Instead, friends/book clubbers suggested going to the Academy of Science for a free scientific drawing class that would give us free admission to the museum.  I loved the idea both for its own merits and for the fact that it freed me from tons of book club prep and so I jumped enthusiastically at the opportunity and the girls agreed.  "Pan Kreutz" (a.k.a. Science Dad) admitted being glad to be off the hook for the science experiments after a busy week, and as a result we all had a delightful, relaxing, rich day of fun, learning, exploration, and friendship.  And drawing! 

I so appreciate the lovely freedom to jump on such great opportunities; we had such a great day.  The book wasn't a favorite for any of us, but the rich discussions that it instigates aren't lost in the least; they will undoubtedly be part of ongoing conversations.  This last minute adventure at the Cal Academy left me feeling happy and rich in the ways that matter most.

We learned that dinosaurs were Giants fans.  :-)

Tree frog from Borneo




Butterfly detail


Butterflies aren't related to the book (though there are butterflies in Poland?
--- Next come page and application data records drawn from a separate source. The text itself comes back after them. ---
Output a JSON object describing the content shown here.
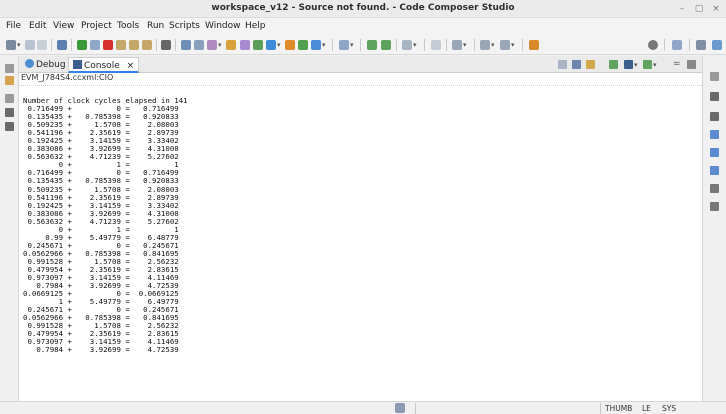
{
  "window": {
    "title": "workspace_v12 - Source not found. - Code Composer Studio",
    "minimize_glyph": "–",
    "maximize_glyph": "▢",
    "close_glyph": "×"
  },
  "menu": [
    "File",
    "Edit",
    "View",
    "Project",
    "Tools",
    "Run",
    "Scripts",
    "Window",
    "Help"
  ],
  "tabs": {
    "debug_label": "Debug",
    "console_label": "Console",
    "close_glyph": "×"
  },
  "console": {
    "path": "EVM_J784S4.ccxml:CIO",
    "header": "Number of clock cycles elapsed in 141",
    "rows": [
      [
        "0.716499",
        "0",
        "0.716499"
      ],
      [
        "0.135435",
        "0.785398",
        "0.920833"
      ],
      [
        "0.509235",
        "1.5708",
        "2.08003"
      ],
      [
        "0.541196",
        "2.35619",
        "2.89739"
      ],
      [
        "0.192425",
        "3.14159",
        "3.33402"
      ],
      [
        "0.383086",
        "3.92699",
        "4.31008"
      ],
      [
        "0.563632",
        "4.71239",
        "5.27602"
      ],
      [
        "0",
        "1",
        "1"
      ],
      [
        "0.716499",
        "0",
        "0.716499"
      ],
      [
        "0.135435",
        "0.785398",
        "0.920833"
      ],
      [
        "0.509235",
        "1.5708",
        "2.08003"
      ],
      [
        "0.541196",
        "2.35619",
        "2.89739"
      ],
      [
        "0.192425",
        "3.14159",
        "3.33402"
      ],
      [
        "0.383086",
        "3.92699",
        "4.31008"
      ],
      [
        "0.563632",
        "4.71239",
        "5.27602"
      ],
      [
        "0",
        "1",
        "1"
      ],
      [
        "0.99",
        "5.49779",
        "6.48779"
      ],
      [
        "0.245671",
        "0",
        "0.245671"
      ],
      [
        "0.0562966",
        "0.785398",
        "0.841695"
      ],
      [
        "0.991528",
        "1.5708",
        "2.56232"
      ],
      [
        "0.479954",
        "2.35619",
        "2.83615"
      ],
      [
        "0.973097",
        "3.14159",
        "4.11469"
      ],
      [
        "0.7984",
        "3.92699",
        "4.72539"
      ],
      [
        "0.0669125",
        "0",
        "0.0669125"
      ],
      [
        "1",
        "5.49779",
        "6.49779"
      ],
      [
        "0.245671",
        "0",
        "0.245671"
      ],
      [
        "0.0562966",
        "0.785398",
        "0.841695"
      ],
      [
        "0.991528",
        "1.5708",
        "2.56232"
      ],
      [
        "0.479954",
        "2.35619",
        "2.83615"
      ],
      [
        "0.973097",
        "3.14159",
        "4.11469"
      ],
      [
        "0.7984",
        "3.92699",
        "4.72539"
      ]
    ]
  },
  "status": {
    "thumb": "THUMB",
    "le": "LE",
    "sys": "SYS"
  },
  "colors": {
    "accent": "#3584e4",
    "run_green": "#3a9a3a",
    "terminate_red": "#d62d2d"
  }
}
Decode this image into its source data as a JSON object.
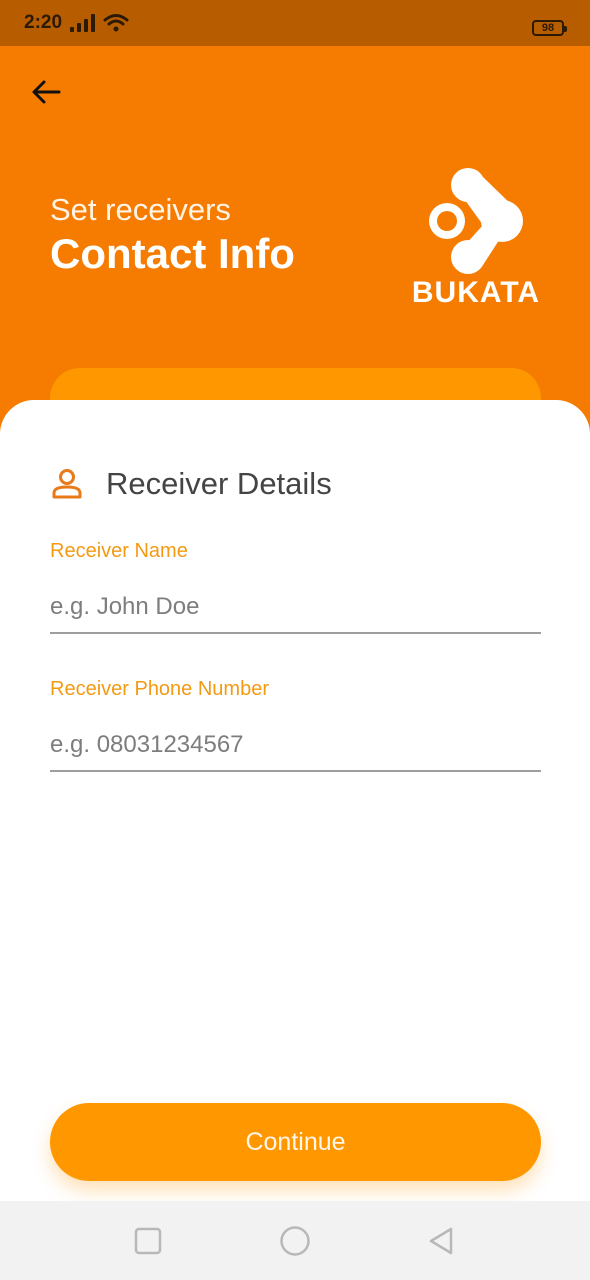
{
  "status_bar": {
    "time": "2:20",
    "battery": "98"
  },
  "header": {
    "subtitle": "Set receivers",
    "title": "Contact Info",
    "logo_text": "BUKATA"
  },
  "section": {
    "title": "Receiver Details",
    "icon": "person-icon"
  },
  "fields": {
    "name": {
      "label": "Receiver Name",
      "placeholder": "e.g. John Doe",
      "value": ""
    },
    "phone": {
      "label": "Receiver Phone Number",
      "placeholder": "e.g. 08031234567",
      "value": ""
    }
  },
  "actions": {
    "continue_label": "Continue"
  },
  "colors": {
    "primary": "#f57c00",
    "accent": "#ff9800",
    "label": "#f39a13",
    "status_bar": "#b85c00"
  }
}
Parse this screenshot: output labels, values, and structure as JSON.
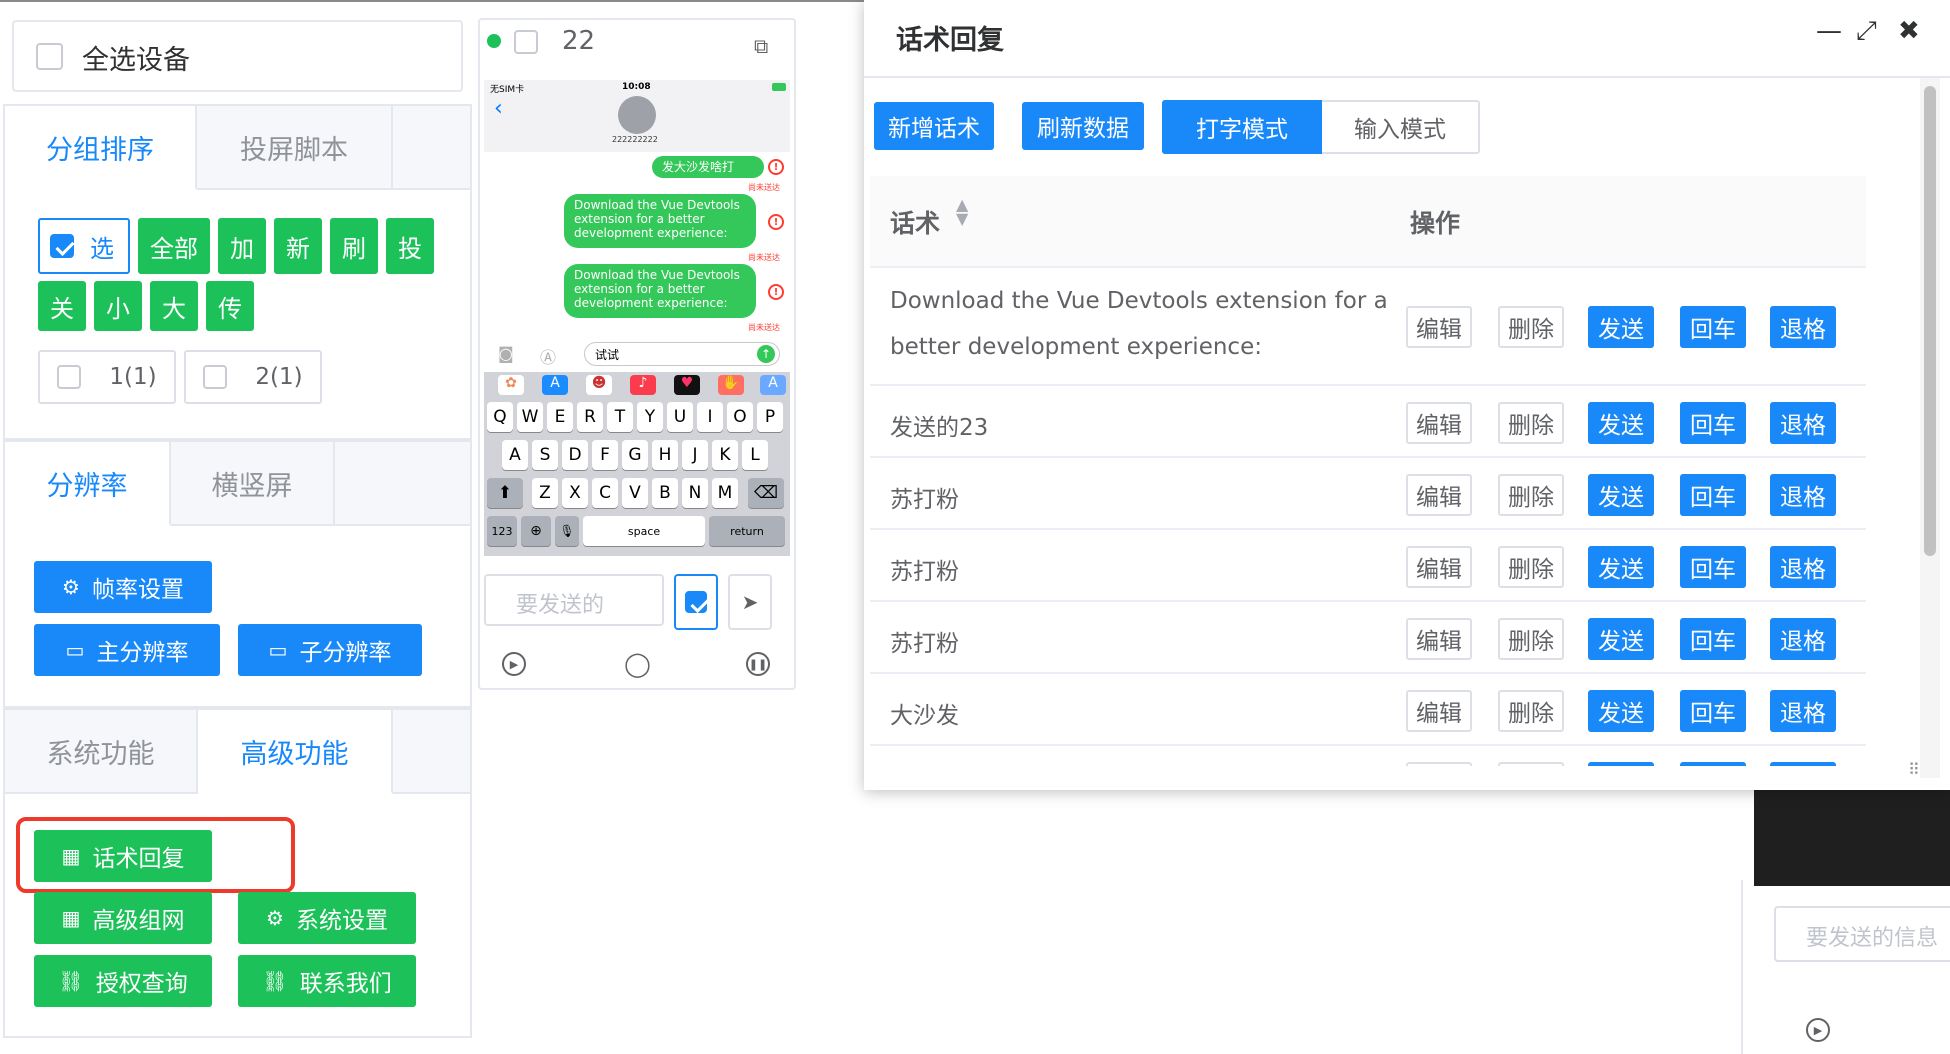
{
  "select_all": {
    "label": "全选设备"
  },
  "group_tabs": [
    {
      "label": "分组排序"
    },
    {
      "label": "投屏脚本"
    }
  ],
  "group_buttons": {
    "select": "选",
    "items": [
      "全部",
      "加",
      "新",
      "刷",
      "投",
      "关",
      "小",
      "大",
      "传"
    ],
    "group_1": "1(1)",
    "group_2": "2(1)"
  },
  "res_tabs": [
    {
      "label": "分辨率"
    },
    {
      "label": "横竖屏"
    }
  ],
  "res_buttons": {
    "fps": "帧率设置",
    "main_res": "主分辨率",
    "sub_res": "子分辨率"
  },
  "func_tabs": [
    {
      "label": "系统功能"
    },
    {
      "label": "高级功能"
    }
  ],
  "func_buttons": {
    "script_reply": "话术回复",
    "adv_network": "高级组网",
    "system_settings": "系统设置",
    "auth_query": "授权查询",
    "contact_us": "联系我们"
  },
  "phone": {
    "device_number": "22",
    "carrier": "无SIM卡",
    "time": "10:08",
    "contact_number": "222222222",
    "messages": [
      "发大沙发啥打",
      "Download the Vue Devtools extension for a better development experience:",
      "Download the Vue Devtools extension for a better development experience:"
    ],
    "unsent_label": "尚未送达",
    "input_text": "试试",
    "keys_row1": [
      "Q",
      "W",
      "E",
      "R",
      "T",
      "Y",
      "U",
      "I",
      "O",
      "P"
    ],
    "keys_row2": [
      "A",
      "S",
      "D",
      "F",
      "G",
      "H",
      "J",
      "K",
      "L"
    ],
    "keys_row3": [
      "Z",
      "X",
      "C",
      "V",
      "B",
      "N",
      "M"
    ],
    "key_123": "123",
    "key_space": "space",
    "key_return": "return",
    "send_placeholder": "要发送的"
  },
  "dialog": {
    "title": "话术回复",
    "toolbar": {
      "add": "新增话术",
      "refresh": "刷新数据",
      "type_mode": "打字模式",
      "input_mode": "输入模式"
    },
    "columns": {
      "script": "话术",
      "action": "操作"
    },
    "rows": [
      {
        "text_line1": "Download the Vue Devtools extension for a",
        "text_line2": "better development experience:"
      },
      {
        "text": "发送的23"
      },
      {
        "text": "苏打粉"
      },
      {
        "text": "苏打粉"
      },
      {
        "text": "苏打粉"
      },
      {
        "text": "大沙发"
      }
    ],
    "row_actions": {
      "edit": "编辑",
      "delete": "删除",
      "send": "发送",
      "enter": "回车",
      "backspace": "退格"
    }
  },
  "background_panel": {
    "send_placeholder": "要发送的信息"
  },
  "colors": {
    "primary": "#1989fa",
    "success": "#1dc15a",
    "highlight": "#ee3a2b"
  }
}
But that's a stretch).  It's just hard not to celebrate this beauty!


We saw frogs last summer while backpacking; now we know why... and why I hadn't ever notices them before.  Very cool to learn the reasons for their declining population (historic stocking of high Sierra lakes with fish) and the efforts to reintroduce them.  Kids sure had fun with them last summer!





This was very cool.... learning about paleo anthropology in a private lesson from one of the Academy scientists.

The Skulls Exhibit is well done; lots of cool learning technology





Thursday, November 13, 2014

Science Class


Physics experiments with making a lava lamp style fountain.
 
CO2, Oxygen, role of plants.  Using an indicator to prove that breath is CO2.
 
Dry ice and Shakespeare quotations!
 
Making magnetic silly putty (and endeavoring not to make the whole house magnetic in the process, as it is quite messy! :-)
 
The face every science kid should have in class

Making silly putty magnetic

No, not the sad hands from a Grapes of Wrath movie, but the happy result of magnetic silly putty making.